Dataset excerpts:
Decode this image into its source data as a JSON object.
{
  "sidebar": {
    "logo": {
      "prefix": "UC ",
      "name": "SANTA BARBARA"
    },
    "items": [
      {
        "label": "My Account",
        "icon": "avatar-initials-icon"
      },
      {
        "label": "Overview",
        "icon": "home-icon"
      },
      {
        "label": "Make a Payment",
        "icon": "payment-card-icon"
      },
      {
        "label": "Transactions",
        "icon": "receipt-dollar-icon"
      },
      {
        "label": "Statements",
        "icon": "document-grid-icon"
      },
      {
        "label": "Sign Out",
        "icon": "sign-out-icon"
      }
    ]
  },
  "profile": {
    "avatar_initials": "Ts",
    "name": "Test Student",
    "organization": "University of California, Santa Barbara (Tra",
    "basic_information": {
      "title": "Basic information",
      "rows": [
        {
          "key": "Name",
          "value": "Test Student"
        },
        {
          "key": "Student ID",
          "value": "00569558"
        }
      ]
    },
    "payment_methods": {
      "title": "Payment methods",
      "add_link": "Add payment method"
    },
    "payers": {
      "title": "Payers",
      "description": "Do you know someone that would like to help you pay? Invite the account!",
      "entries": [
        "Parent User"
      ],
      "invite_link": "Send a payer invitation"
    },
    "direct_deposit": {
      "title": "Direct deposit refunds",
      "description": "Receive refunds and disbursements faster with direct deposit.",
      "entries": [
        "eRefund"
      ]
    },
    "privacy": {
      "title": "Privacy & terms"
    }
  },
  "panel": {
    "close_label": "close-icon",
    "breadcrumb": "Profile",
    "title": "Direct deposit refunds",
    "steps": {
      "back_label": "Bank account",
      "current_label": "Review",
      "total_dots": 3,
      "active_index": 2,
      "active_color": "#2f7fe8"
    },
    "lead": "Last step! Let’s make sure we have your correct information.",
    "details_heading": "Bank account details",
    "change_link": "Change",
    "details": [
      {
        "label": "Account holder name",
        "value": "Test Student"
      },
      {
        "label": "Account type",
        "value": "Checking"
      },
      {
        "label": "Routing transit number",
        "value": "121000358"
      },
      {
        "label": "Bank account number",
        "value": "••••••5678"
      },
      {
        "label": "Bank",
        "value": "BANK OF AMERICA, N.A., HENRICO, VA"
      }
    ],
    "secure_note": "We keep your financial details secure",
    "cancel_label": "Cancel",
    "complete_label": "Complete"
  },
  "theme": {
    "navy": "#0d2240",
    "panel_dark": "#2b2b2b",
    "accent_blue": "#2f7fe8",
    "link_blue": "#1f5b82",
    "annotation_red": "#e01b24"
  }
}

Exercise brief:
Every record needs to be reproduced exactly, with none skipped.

Answer space:
Decode this image into its source data as a JSON object.
{
  "sidebar": {
    "logo": {
      "prefix": "UC ",
      "name": "SANTA BARBARA"
    },
    "items": [
      {
        "label": "My Account",
        "icon": "avatar-initials-icon"
      },
      {
        "label": "Overview",
        "icon": "home-icon"
      },
      {
        "label": "Make a Payment",
        "icon": "payment-card-icon"
      },
      {
        "label": "Transactions",
        "icon": "receipt-dollar-icon"
      },
      {
        "label": "Statements",
        "icon": "document-grid-icon"
      },
      {
        "label": "Sign Out",
        "icon": "sign-out-icon"
      }
    ]
  },
  "profile": {
    "avatar_initials": "Ts",
    "name": "Test Student",
    "organization": "University of California, Santa Barbara (Tra",
    "basic_information": {
      "title": "Basic information",
      "rows": [
        {
          "key": "Name",
          "value": "Test Student"
        },
        {
          "key": "Student ID",
          "value": "00569558"
        }
      ]
    },
    "payment_methods": {
      "title": "Payment methods",
      "add_link": "Add payment method"
    },
    "payers": {
      "title": "Payers",
      "description": "Do you know someone that would like to help you pay? Invite the account!",
      "entries": [
        "Parent User"
      ],
      "invite_link": "Send a payer invitation"
    },
    "direct_deposit": {
      "title": "Direct deposit refunds",
      "description": "Receive refunds and disbursements faster with direct deposit.",
      "entries": [
        "eRefund"
      ]
    },
    "privacy": {
      "title": "Privacy & terms"
    }
  },
  "panel": {
    "close_label": "close-icon",
    "breadcrumb": "Profile",
    "title": "Direct deposit refunds",
    "steps": {
      "back_label": "Bank account",
      "current_label": "Review",
      "total_dots": 3,
      "active_index": 2,
      "active_color": "#2f7fe8"
    },
    "lead": "Last step! Let’s make sure we have your correct information.",
    "details_heading": "Bank account details",
    "change_link": "Change",
    "details": [
      {
        "label": "Account holder name",
        "value": "Test Student"
      },
      {
        "label": "Account type",
        "value": "Checking"
      },
      {
        "label": "Routing transit number",
        "value": "121000358"
      },
      {
        "label": "Bank account number",
        "value": "••••••5678"
      },
      {
        "label": "Bank",
        "value": "BANK OF AMERICA, N.A., HENRICO, VA"
      }
    ],
    "secure_note": "We keep your financial details secure",
    "cancel_label": "Cancel",
    "complete_label": "Complete"
  },
  "theme": {
    "navy": "#0d2240",
    "panel_dark": "#2b2b2b",
    "accent_blue": "#2f7fe8",
    "link_blue": "#1f5b82",
    "annotation_red": "#e01b24"
  }
}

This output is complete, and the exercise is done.